September means the end of my Naval contract and the beginning of life as a pastor. This time last year I was excitedly awaiting my R&R leave to begin so I could meet my newborn daughter. Now I am anxiously awaiting the beginning of a vocation that will allow me to spread God’s word throughout a community and minister to the needs of my church and the lost in our area. I’m not going to claim a lot of prophetic stuff and say that God sent down a word to me and I have had visions…none of that, but in my prayer and quiet time with the Lord I have come to believe that God is ready to do big things in Miller, SD. Our church just needs to be open and willing to be His vessels. And I believe that willingness is there.
I pray for a lack of distraction to what isn’t important. Questions have come up among people I know who are saved most of them are about peripheral issues that ultimately won’t matter to anyone’s salvation. One today that stood out, “What translation will you preach from?”
I skirted around the issue because I really didn’t want to get into a KJV only argument first thing in the morning after a three day weekend. I really like the KJV, but to say that a translation is inerrant is to miss the point entirely. I was raised reading the NIV and while it is not currently my translation of choice I would have to say it was sufficient to teach me about Jesus.
There are KJV-only advocates running around asking us to bow to a translation. They want us to translate the KJV into other languages rather than translating from Greek and Hebrew into those languages. This rides the fence of idolatry to put a translation of the Word above the Word itself.
I do think we need to be careful not to take certain translations as authoritative. As nice and popular as some paraphrases are, they are really more like commentaries than objective translations. A paraphrase will undoubtedly reveal the opinion of the person paraphrasing. A translation should utilize formal and dynamic equivalence in a way that ensures clarity of the gospel and optimal accuracy. Perfection is impossible in translation, but if we properly pray and discern as we study God’s word, He won’t fail us.
For myself? I probably find myself in the NASB and ESV more than anything else as of late. But if something in one of those translations doesn’t make sense or isn’t clear, I am happy to jump over to the KJV, NIV or HCSB to gain some clarity or a different perspective. I suppose I will settle into preaching from one specific translation eventually, but I will always compare translations, and once I have a little bit of Greek and Hebrew know-how I will undoubtedly take it deeper.
Most of all though, we can’t let an issue like this divide the church. We can’t sit around and make arguments about whether or not a painting of Adam and Eve should have belly buttons or what color the carpet should be in the sanctuary.

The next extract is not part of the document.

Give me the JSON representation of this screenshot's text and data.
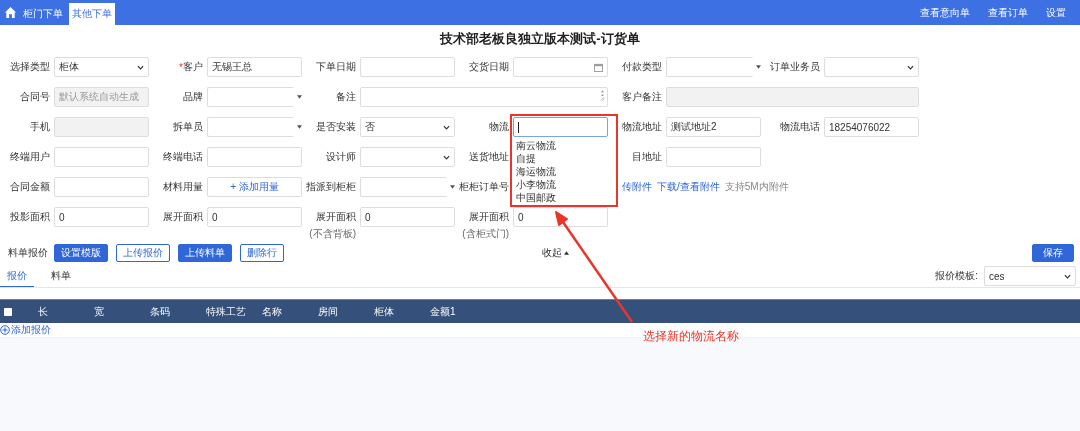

Mar 3:24-26 (KJV) "And if a kingdom be divided against itself, that kingdom cannot stand. [25] And if a house be divided against itself, that house cannot stand. [26] And if Satan rise up against himself, and be divided, he cannot stand, but hath an end."
In “The Crucible” by Arthur Miller, John Proctor is asked why he has not been attending church. Proctor says that Reverend Parris preached nothing but “Gold candlesticks” until the pewter ones on the altar were replaced. I pray that as followers of Christ we can move past things like this and remain faithful to the body of believers and support our leadership. But more than that I pray that I never “preach gold candlesticks” when the Gospel will suffice for eternity.